ESG Integration Examples

The nature and materiality of ESG factors vary across companies and industries. Recent examples
of ESG topics that have been the focus of detailed due diligence by our research team include:

  • Single-use plastics and pressure on the chemicals industry
  • Water stress in the semiconductor industry
  • Risk of forced or child labour in industries that mobilize a large low-cost workforce
  • Unwinding cross shareholdings in the Japanese market
  • Financializing biodiversity in the crop sciences industry
  • Climate transition risks for emerging markets utilities
  • The shift from internal combustion engines to electric vehicles within the automotive industry

Proxy Voting


We believe proxy voting is a critical component of our engagement efforts and ability to drive change. We take our responsibilities as stewards of our clients’ capital seriously, actively voting the shares of companies in which we invest on their behalf as an integrated part of our investment process. Each proxy is voted in the best interest of our clients, defined as maximizing long-term shareholder value. We exercise proxy voting to highlight our views on management decisions, including ESG-related items, regardless of whether we agree with management’s recommendation.


Institutional Shareholder Services (“ISS”), provides us with a proxy analysis with supporting research and a vote recommendation for each shareholder meeting. Nevertheless, we retain ultimate responsibility for instructing ISS how to vote proxies on behalf of each individual proxy item for each company.

Our Proxy Voting Policy ensures vote decisions are made consistent with our fiduciary responsibilities and applicable regulations under the Investment Company Act of 1940 and Investment Advisers Act of 1940. We evaluate each proxy item for any investment on its own merit and therefore vote on a case-by-case basis.
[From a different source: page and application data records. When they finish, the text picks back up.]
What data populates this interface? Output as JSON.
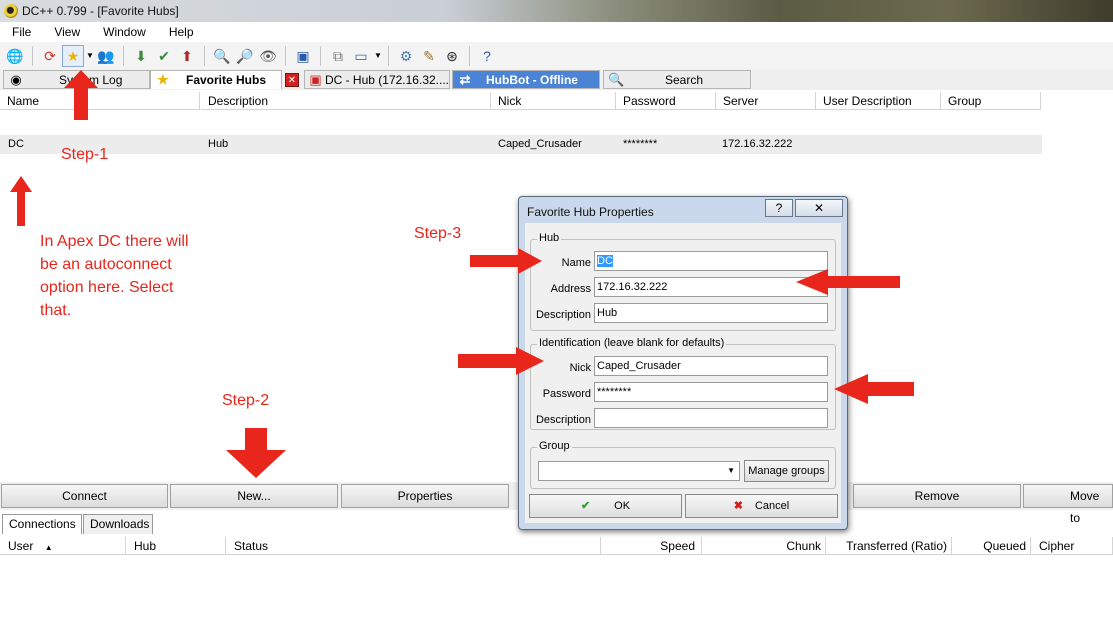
{
  "window": {
    "title": "DC++ 0.799 - [Favorite Hubs]"
  },
  "menu": [
    "File",
    "View",
    "Window",
    "Help"
  ],
  "tabs": [
    {
      "label": "System Log"
    },
    {
      "label": "Favorite Hubs"
    },
    {
      "label": "DC - Hub (172.16.32...."
    },
    {
      "label": "HubBot - Offline"
    },
    {
      "label": "Search"
    }
  ],
  "columns": [
    "Name",
    "Description",
    "Nick",
    "Password",
    "Server",
    "User Description",
    "Group"
  ],
  "hub": {
    "name": "DC",
    "description": "Hub",
    "nick": "Caped_Crusader",
    "password": "********",
    "server": "172.16.32.222"
  },
  "buttons": [
    "Connect",
    "New...",
    "Properties",
    "Remove",
    "Move to"
  ],
  "lower_tabs": [
    "Connections",
    "Downloads"
  ],
  "lower_columns": [
    "User",
    "Hub",
    "Status",
    "Speed",
    "Chunk",
    "Transferred (Ratio)",
    "Queued",
    "Cipher"
  ],
  "annotations": {
    "step1": "Step-1",
    "step2": "Step-2",
    "step3": "Step-3",
    "note_line1": "In Apex DC there will",
    "note_line2": "be an autoconnect",
    "note_line3": "option here. Select",
    "note_line4": "that."
  },
  "dialog": {
    "title": "Favorite Hub Properties",
    "help_btn": "?",
    "close_btn": "✕",
    "hub_group": "Hub",
    "name_label": "Name",
    "name_value": "DC",
    "address_label": "Address",
    "address_value": "172.16.32.222",
    "description_label": "Description",
    "description_value": "Hub",
    "ident_group": "Identification (leave blank for defaults)",
    "nick_label": "Nick",
    "nick_value": "Caped_Crusader",
    "password_label": "Password",
    "password_value": "********",
    "ident_desc_label": "Description",
    "ident_desc_value": "",
    "group_group": "Group",
    "group_value": "",
    "manage_groups": "Manage groups",
    "ok": "OK",
    "cancel": "Cancel"
  },
  "colors": {
    "annotation": "#e8261c",
    "hubbot_tab": "#4b84d6",
    "dialog_frame": "#c9d8ea"
  },
  "icons": [
    "app-icon",
    "globe-icon",
    "refresh-icon",
    "star-icon",
    "users-icon",
    "queue-icon",
    "finished-icon",
    "upload-icon",
    "search-icon",
    "adl-search-icon",
    "spy-icon",
    "notepad-icon",
    "net-stats-icon",
    "settings-icon",
    "about-icon"
  ]
}
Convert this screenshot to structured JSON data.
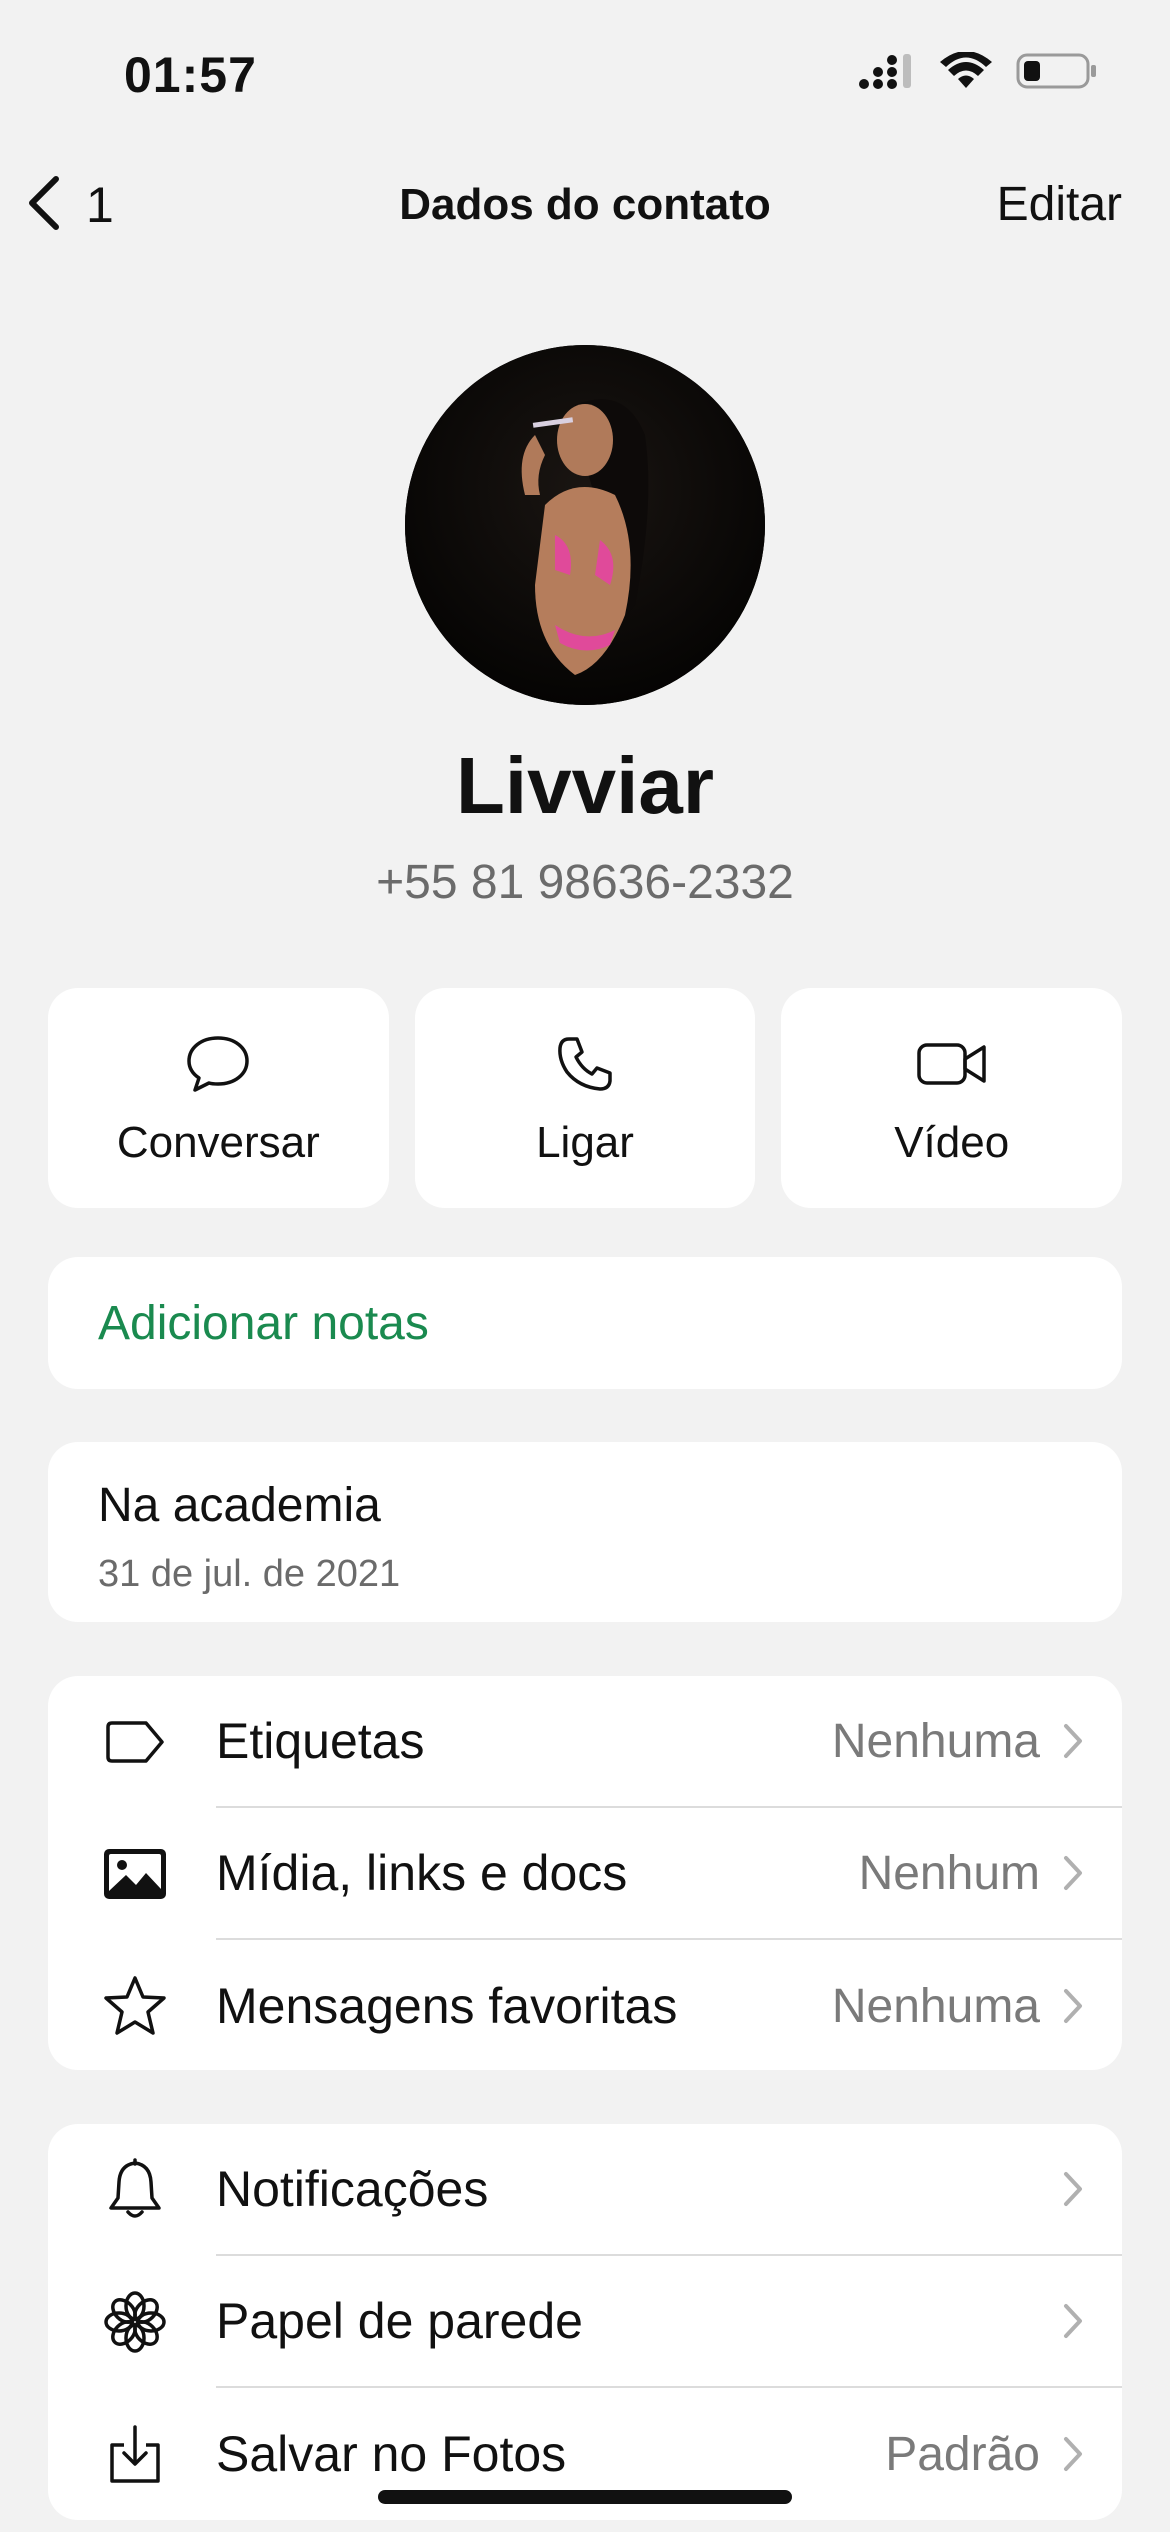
{
  "status_bar": {
    "time": "01:57"
  },
  "nav": {
    "back_count": "1",
    "title": "Dados do contato",
    "edit_label": "Editar"
  },
  "profile": {
    "name": "Livviar",
    "phone": "+55 81 98636-2332"
  },
  "actions": [
    {
      "label": "Conversar",
      "icon": "chat-bubble-icon"
    },
    {
      "label": "Ligar",
      "icon": "phone-icon"
    },
    {
      "label": "Vídeo",
      "icon": "video-camera-icon"
    }
  ],
  "notes": {
    "label": "Adicionar notas"
  },
  "about": {
    "text": "Na academia",
    "date": "31 de jul. de 2021"
  },
  "list_one": [
    {
      "label": "Etiquetas",
      "value": "Nenhuma",
      "icon": "tag-icon"
    },
    {
      "label": "Mídia, links e docs",
      "value": "Nenhum",
      "icon": "image-icon"
    },
    {
      "label": "Mensagens favoritas",
      "value": "Nenhuma",
      "icon": "star-icon"
    }
  ],
  "list_two": [
    {
      "label": "Notificações",
      "value": "",
      "icon": "bell-icon"
    },
    {
      "label": "Papel de parede",
      "value": "",
      "icon": "flower-icon"
    },
    {
      "label": "Salvar no Fotos",
      "value": "Padrão",
      "icon": "save-download-icon"
    }
  ],
  "colors": {
    "background": "#f2f2f2",
    "accent_green": "#1a8a4f",
    "secondary_text": "#6b6b6b"
  }
}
We disclose our proxy voting records publicly and they can be found at this link.

Roles & Responsibilities

Each proxy is reviewed and voted by the industry analyst covering the stock. We believe proxy voting is a critical component of our engagement efforts and ability to drive change. As a result, we do not outsource this responsibility to a separate stewardship team, considering it a fundamental part of our investment due diligence and engagement.

The ESG team assists the industry analyst in making a vote determination, primarily on ESG items where either the specific issue falls outside of the scope of our policy or the industry analyst thinks it would be helpful to seek additional guidance.

Our Director of Research is responsible for monitoring analyst compliance with voting procedures.

ESG Governance

Our Executive Committee is ultimately responsible for ESG at Pzena, as an integrated part of Pzena’s research process.

We also have two internal committees governing ESG practices. The ESG Steering Committee is comprised of members of the Research team, specifically a sub-set of Portfolio Managers and the ESG team. The ESG Steering Committee meets quarterly to guide priorities at the intersection of ESG and Research. Responsibilities include determining quarterly thematic ESG research and setting external facing priorities, such as publications, interviews, and conference attendance.

The ESG Operating Committee is cross-functional, consisting of representatives from our Research, Client Services, Legal/Compliance, and Operations groups. The ESG Operating Committee meets as often as needed (at least once annually) to oversee the day-to-day operations of Pzena’s ESG efforts. Responsibilities include overseeing ESG reporting initiatives and evolving ESG regulations, evaluating membership of 3rd party ESG organizations, and other firm-level ESG initiatives.

ESG Organizations

  • Signatory to the Principles for Responsible Investing (PRI) in 2018
  • Member of SASB Alliance in 2020
  • Signatory to the Japanese Stewardship Code in 2021
  • Signatory to the Net Zero Asset Manager Initiative (NZAMi) in 2022 

We continuously evaluate whether to become a member of other ESG-based organizations.